→ **DIRECTIONS**
From the entries below, gather every line containing the string "Visit".

++++ SOURCE MATERIAL

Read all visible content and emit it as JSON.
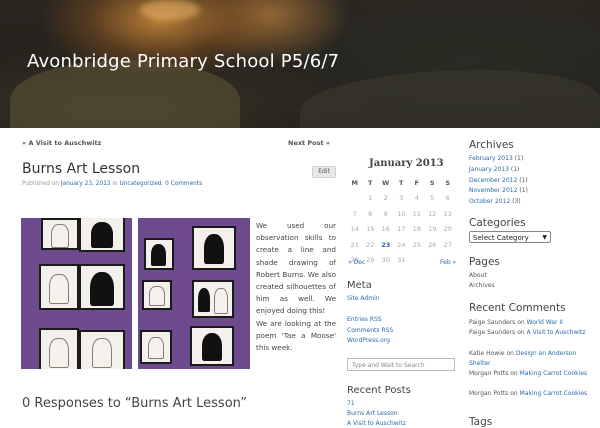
{
  "site": {
    "title": "Avonbridge Primary School P5/6/7"
  },
  "post_nav": {
    "prev": "« A Visit to Auschwitz",
    "next": "Next Post »"
  },
  "post": {
    "title": "Burns Art Lesson",
    "edit": "Edit",
    "meta_prefix": "Published on",
    "date": "January 23, 2013",
    "in": "in",
    "category": "Uncategorized",
    "comments": "0 Comments",
    "paragraph1": "We used our observation skills to create a line and shade drawing of Robert Burns. We also created silhouettes of him as well. We enjoyed doing this!",
    "paragraph2": "We are looking at the poem 'Tae a Moose' this week.",
    "responses": "0 Responses to “Burns Art Lesson”"
  },
  "calendar": {
    "title": "January 2013",
    "days": [
      "M",
      "T",
      "W",
      "T",
      "F",
      "S",
      "S"
    ],
    "rows": [
      [
        "",
        "1",
        "2",
        "3",
        "4",
        "5",
        "6"
      ],
      [
        "7",
        "8",
        "9",
        "10",
        "11",
        "12",
        "13"
      ],
      [
        "14",
        "15",
        "16",
        "17",
        "18",
        "19",
        "20"
      ],
      [
        "21",
        "22",
        "23",
        "24",
        "25",
        "26",
        "27"
      ],
      [
        "28",
        "29",
        "30",
        "31",
        "",
        "",
        ""
      ]
    ],
    "today": "23",
    "prev": "« Dec",
    "next": "Feb »"
  },
  "meta_widget": {
    "title": "Meta",
    "links": [
      "Site Admin",
      "Entries RSS",
      "Comments RSS",
      "WordPress.org"
    ]
  },
  "search": {
    "placeholder": "Type and Wait to Search"
  },
  "recent_posts": {
    "title": "Recent Posts",
    "items": [
      "71",
      "Burns Art Lesson",
      "A Visit to Auschwitz"
    ]
  },
  "archives": {
    "title": "Archives",
    "items": [
      {
        "label": "February 2013",
        "count": "(1)"
      },
      {
        "label": "January 2013",
        "count": "(1)"
      },
      {
        "label": "December 2012",
        "count": "(1)"
      },
      {
        "label": "November 2012",
        "count": "(1)"
      },
      {
        "label": "October 2012",
        "count": "(3)"
      }
    ]
  },
  "categories": {
    "title": "Categories",
    "select": "Select Category"
  },
  "pages": {
    "title": "Pages",
    "items": [
      "About",
      "Archives"
    ]
  },
  "recent_comments": {
    "title": "Recent Comments",
    "items": [
      {
        "author": "Paige Saunders",
        "on": "on",
        "post": "World War II"
      },
      {
        "author": "Paige Saunders",
        "on": "on",
        "post": "A Visit to Auschwitz"
      },
      {
        "author": "Katie Howie",
        "on": "on",
        "post": "Design an Anderson Shelter"
      },
      {
        "author": "Morgan Potts",
        "on": "on",
        "post": "Making Carrot Cookies"
      },
      {
        "author": "Morgan Potts",
        "on": "on",
        "post": "Making Carrot Cookies"
      }
    ]
  },
  "tags": {
    "title": "Tags"
  }
}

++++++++

→ **RESPONSE BOX**
    "prev": "« A Visit to Auschwitz",
      "A Visit to Auschwitz"
        "post": "A Visit to Auschwitz"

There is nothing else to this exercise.